The Martyrs of
Martyrs of Valencia were mostly clergy and religious from the Spanish Civil War
who were beatified in October 2007 by Pope John Paul II. This was the largest
number of persons (233) beatified at once up to that time. They originated from
all parts of Spain but most served and died in the diocese of Valencia.Some
6000 clergy and religious were executed in Spain during the Spanish Civil War.
Spanish Civil War was fought from July 17, 1936 to April 1, 1939 between the
Republicans who were loyal to the established Spanish Republic and the
Nationalists, a rebel group led by General Francisco Franco. The Nationalists
prevailed, and Franco led a fascist dictatorship over Spain for the next 36
years, from 1939 until his death in 1975.The Nationalist forces received
munitions and soldiers from Nazi Germany and Fascist Italy, while the Soviet

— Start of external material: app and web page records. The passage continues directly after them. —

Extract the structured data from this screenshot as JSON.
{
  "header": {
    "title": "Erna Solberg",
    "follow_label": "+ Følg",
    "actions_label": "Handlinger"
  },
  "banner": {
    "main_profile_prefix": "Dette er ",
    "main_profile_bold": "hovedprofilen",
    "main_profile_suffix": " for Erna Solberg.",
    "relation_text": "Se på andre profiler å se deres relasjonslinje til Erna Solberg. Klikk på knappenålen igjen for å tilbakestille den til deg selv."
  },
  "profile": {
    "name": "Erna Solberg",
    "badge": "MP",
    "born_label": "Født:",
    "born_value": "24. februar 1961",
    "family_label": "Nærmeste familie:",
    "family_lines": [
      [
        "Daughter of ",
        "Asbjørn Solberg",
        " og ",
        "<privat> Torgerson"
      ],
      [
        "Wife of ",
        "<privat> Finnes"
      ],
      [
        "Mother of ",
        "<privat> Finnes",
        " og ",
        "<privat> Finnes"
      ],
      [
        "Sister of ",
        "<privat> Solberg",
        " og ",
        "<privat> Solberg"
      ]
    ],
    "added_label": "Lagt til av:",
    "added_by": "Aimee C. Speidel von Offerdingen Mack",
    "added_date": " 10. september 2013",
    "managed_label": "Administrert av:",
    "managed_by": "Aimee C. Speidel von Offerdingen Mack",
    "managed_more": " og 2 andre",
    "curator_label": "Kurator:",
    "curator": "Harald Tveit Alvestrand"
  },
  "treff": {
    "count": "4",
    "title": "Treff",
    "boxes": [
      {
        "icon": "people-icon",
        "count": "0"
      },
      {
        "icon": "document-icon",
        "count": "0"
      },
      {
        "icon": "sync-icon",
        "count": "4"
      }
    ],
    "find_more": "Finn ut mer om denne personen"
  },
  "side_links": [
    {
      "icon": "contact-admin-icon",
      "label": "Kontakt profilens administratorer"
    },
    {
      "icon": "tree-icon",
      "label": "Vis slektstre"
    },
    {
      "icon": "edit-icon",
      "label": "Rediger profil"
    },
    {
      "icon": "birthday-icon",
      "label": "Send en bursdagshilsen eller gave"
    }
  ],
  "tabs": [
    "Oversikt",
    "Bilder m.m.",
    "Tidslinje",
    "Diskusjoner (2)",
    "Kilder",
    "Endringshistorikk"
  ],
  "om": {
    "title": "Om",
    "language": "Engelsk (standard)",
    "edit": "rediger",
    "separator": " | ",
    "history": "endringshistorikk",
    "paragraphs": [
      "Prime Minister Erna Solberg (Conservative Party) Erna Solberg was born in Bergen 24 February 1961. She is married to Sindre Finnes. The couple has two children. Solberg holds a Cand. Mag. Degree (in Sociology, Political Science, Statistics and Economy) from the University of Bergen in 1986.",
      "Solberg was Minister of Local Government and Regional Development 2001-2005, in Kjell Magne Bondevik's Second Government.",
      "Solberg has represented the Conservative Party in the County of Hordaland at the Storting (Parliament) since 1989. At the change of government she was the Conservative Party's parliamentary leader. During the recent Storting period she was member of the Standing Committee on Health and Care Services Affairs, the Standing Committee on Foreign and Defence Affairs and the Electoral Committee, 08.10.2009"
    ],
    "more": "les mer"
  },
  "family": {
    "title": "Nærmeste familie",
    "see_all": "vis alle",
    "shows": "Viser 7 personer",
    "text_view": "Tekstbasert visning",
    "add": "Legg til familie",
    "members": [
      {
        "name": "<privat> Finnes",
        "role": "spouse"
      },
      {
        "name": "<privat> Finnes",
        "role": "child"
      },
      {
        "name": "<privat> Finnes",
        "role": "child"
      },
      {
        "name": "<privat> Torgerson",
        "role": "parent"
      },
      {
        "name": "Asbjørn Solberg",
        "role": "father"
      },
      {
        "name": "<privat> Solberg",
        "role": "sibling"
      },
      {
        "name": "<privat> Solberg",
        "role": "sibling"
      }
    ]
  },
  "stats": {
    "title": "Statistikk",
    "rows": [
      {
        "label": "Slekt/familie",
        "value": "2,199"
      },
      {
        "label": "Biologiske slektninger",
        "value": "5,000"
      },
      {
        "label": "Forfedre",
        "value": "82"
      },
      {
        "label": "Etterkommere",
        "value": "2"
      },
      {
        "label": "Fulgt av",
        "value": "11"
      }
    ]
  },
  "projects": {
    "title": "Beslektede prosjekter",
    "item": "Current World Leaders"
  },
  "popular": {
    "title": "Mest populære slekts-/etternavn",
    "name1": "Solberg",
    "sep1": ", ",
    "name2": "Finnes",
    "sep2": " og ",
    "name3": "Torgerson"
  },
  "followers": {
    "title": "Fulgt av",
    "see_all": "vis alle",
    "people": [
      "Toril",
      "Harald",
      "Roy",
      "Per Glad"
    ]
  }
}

Union and Mexico intervened in support of the Republican side. Other countries
such as Britain and Francemaintained an official policy of non-intervention.The
war became notable for the passion and political division it generated and for
the atrocities committed by both sides in the war.
of the Spanish martyrs is controversial, not least because of the Spanish
churches’ identification with the Nationalist cause during the civil
war. However,as John Paul pointed out,those who died in these cases “were not
involved in political or ideological struggles nor did they want to be
concerned with them” and “they died solely for religious motives.”He made
special mention of Maria Teresa Ferragud, one of the lay companions from
Valencia. She was an 83-year-old woman who was executed along with her four
daughters --all nuns in contemplative orders.
addition to Ferragud and her daughters, the Pope made special mention of
Francesco Castello Aleu, a 22-year-old layman, and German Gozalba, at age 23
just two months into the priesthood. He also made reference to Consuela and
Maria Dolores Aguiar-Mella, two lay companions of Maria Baldilou Bullit, and
the first people from Uruguay to be beatified.
in this war was Father Vincente Cabanes, the Superior of a community of Third
Order Capuchins of Our Lady of Sorrows. Fr. Cabanes also oversaw a community
of troubled young men. Fr.Cabanesand others of his congregation were targeted
by anti-Catholic militants, and on the night of September 27, 1936, Father was
arrested in a home where he had taken refuge. As the militants were
transporting him to Orduna, they claimed he had renounced his faith, but he
denied this by showing them the crucifix he wore. In Orduan, the militants
forced Fr. Cabanes into a ditch where they beat him with their rifle butts.
They left him terribly wounded, but he was able to drag himself to a nearby
house where he asked for a priest and a doctor. He continued to clutch his
crucifix as he was taken to the hospital. He refused to identify the
militants who had beaten him. He said only that he forgave them.
Unfortunately, he died two days later from his wounds.